A more fitting site for an explorer of the human form and its relation to space would be hard to find. Sophia Hiniadou-Cambanis speaks to Sir Antony Gormley, as he repopulates the sacred island of Delos with iron ‘bodyforms’, restoring a human presence and creating a journey of potential encounters.
I observe him carefully. Constellations of words and phrases take shape underneath the perfect straw hat, pulled tight over his head. He is one of the most renowned sculptors in the world. An ingenious creator. A thinker. He stands in awe of the greatness of Aegean nature and history, and talks humbly of his sculptures. He feels grateful and privileged to be here. He talks about art. He talks about time. He talks about life.

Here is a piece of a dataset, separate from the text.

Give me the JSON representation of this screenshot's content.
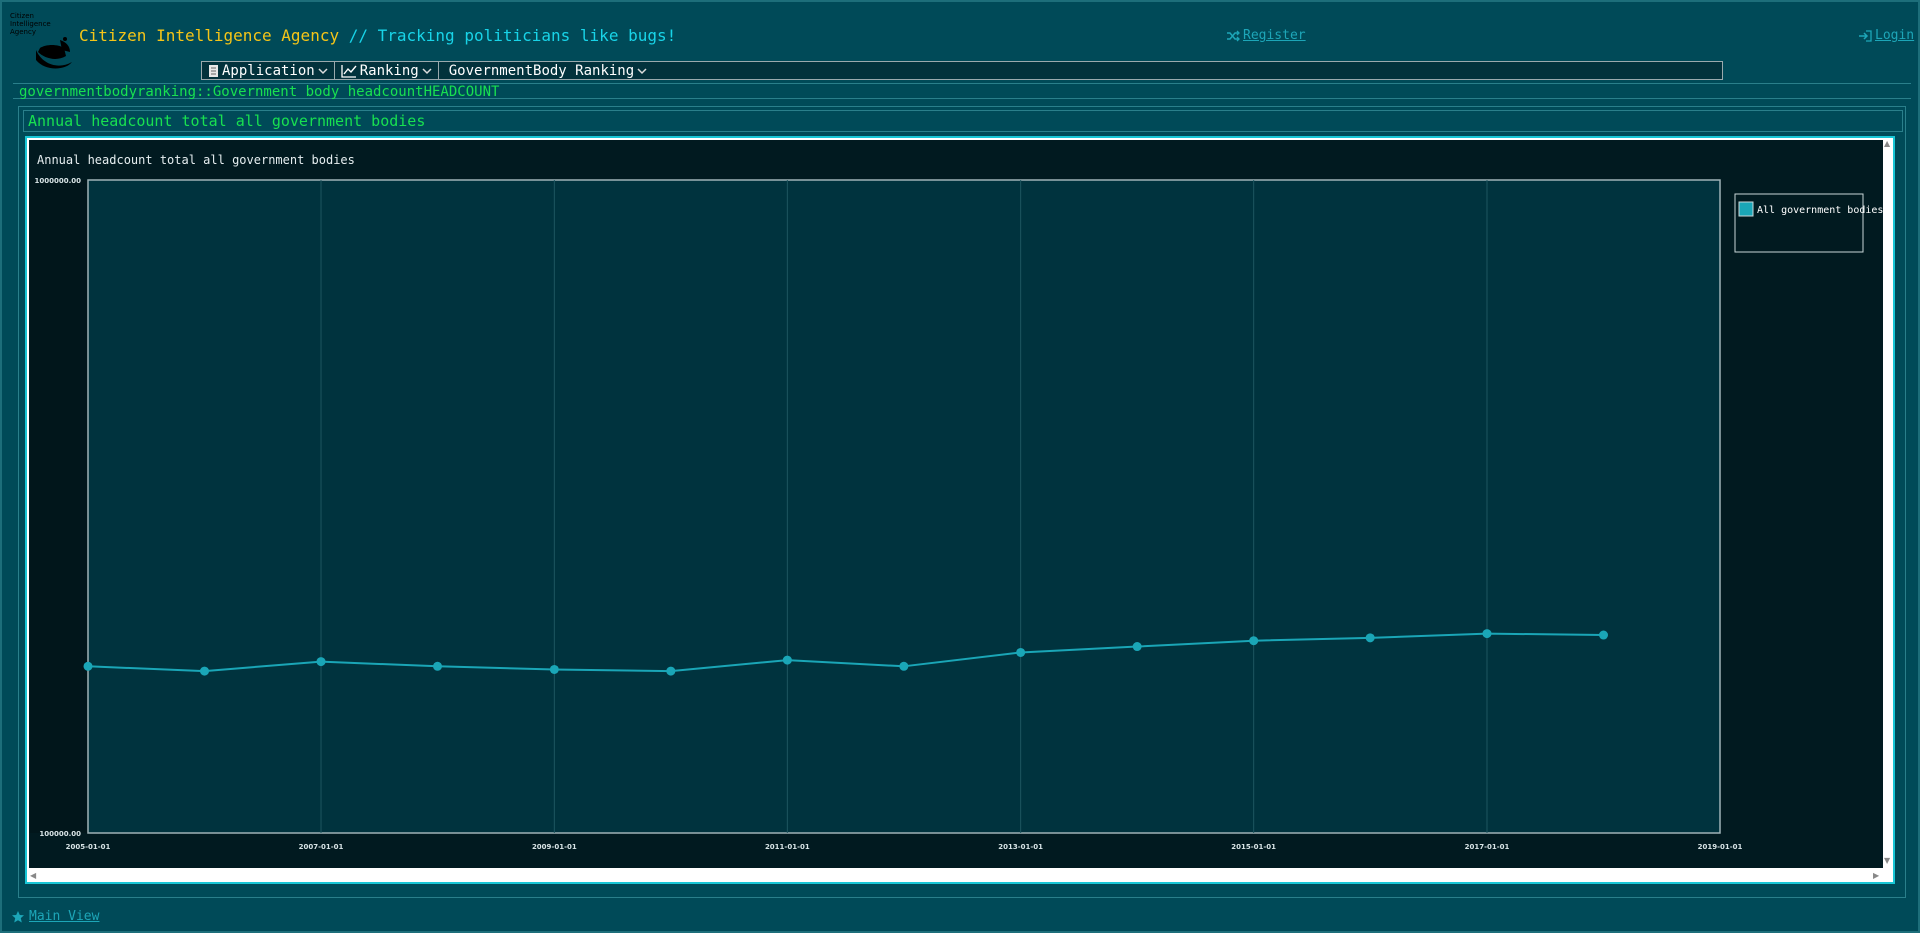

“Culture is an art of time. My art has no intrinsic value until you see it. It’s just a whisper in order to make you look more carefully at this splendor. It’s a stimulus. Here you can feel the relationship between the mystical and economical and reth ink of the possibility to take back the agora.”
Sight, a unique art installation with 29 works by the famous British artist Sir Antony Gormley is the fruit of the collaboration between the Ephorate of Antiquities of Cyclades and NEON Organization on the archaeological site and the Museum of Delos Island. A case of collaboration between the private and public sector that sets an example to be followed. Discovering Delos again through contemporary art and through the eyes of an inspired artist is breathtaking.
Gormley’s anthropomorphic iron figures and totems are assimilated into the archeological site without imposing their presence. Iron is chosen wisely as the core material of the planet and the basis for the industrial revolution. A beautiful interaction between the artist, the visitor and the environment. A spiritual art work shown on the sacred isle of Delos, this uninhabited granite rock of great geological and archeological significance. This extraordinary cosmopolitan Hellenistic town in the middle of the Cyclades is a place where no artist has set foot for a thousand years.
While climbing up to the highest point of mount Kynthos, we are gazing at the dancing light over the nearby islands. Strolling back down, I take in the outstanding beauty of spring flowerbeds among the holy ruins. At dusk, looking at the magnificent temples and the altars, the theatre and the stadium, the merging classical and contemporary art, I reconsider my world. Contemplation, serenity, hopefulness, light.
Antony Gormley is right. Art is a whisper of history, heard above the noise of time. A tool to mark space and time, to connect with our collective memory and to rethink the future.